INSTRUCTIONS TO FOLLOW
What this exercise calls for is an exact copy of the data.

(Collection entries)
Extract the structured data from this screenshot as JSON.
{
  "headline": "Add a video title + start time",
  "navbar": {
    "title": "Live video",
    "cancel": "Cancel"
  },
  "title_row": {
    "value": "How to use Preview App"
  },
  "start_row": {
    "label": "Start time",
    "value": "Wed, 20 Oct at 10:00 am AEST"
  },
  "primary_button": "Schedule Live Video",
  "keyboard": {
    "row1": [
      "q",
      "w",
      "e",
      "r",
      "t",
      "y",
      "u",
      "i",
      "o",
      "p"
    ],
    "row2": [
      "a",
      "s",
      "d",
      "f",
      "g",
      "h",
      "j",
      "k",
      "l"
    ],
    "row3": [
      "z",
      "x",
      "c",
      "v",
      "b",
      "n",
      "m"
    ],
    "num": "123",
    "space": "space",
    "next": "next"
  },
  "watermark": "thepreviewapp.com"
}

YOUR SOLUTION
Extract the structured data from this screenshot as JSON.
{
  "headline": "Add a video title + start time",
  "navbar": {
    "title": "Live video",
    "cancel": "Cancel"
  },
  "title_row": {
    "value": "How to use Preview App"
  },
  "start_row": {
    "label": "Start time",
    "value": "Wed, 20 Oct at 10:00 am AEST"
  },
  "primary_button": "Schedule Live Video",
  "keyboard": {
    "row1": [
      "q",
      "w",
      "e",
      "r",
      "t",
      "y",
      "u",
      "i",
      "o",
      "p"
    ],
    "row2": [
      "a",
      "s",
      "d",
      "f",
      "g",
      "h",
      "j",
      "k",
      "l"
    ],
    "row3": [
      "z",
      "x",
      "c",
      "v",
      "b",
      "n",
      "m"
    ],
    "num": "123",
    "space": "space",
    "next": "next"
  },
  "watermark": "thepreviewapp.com"
}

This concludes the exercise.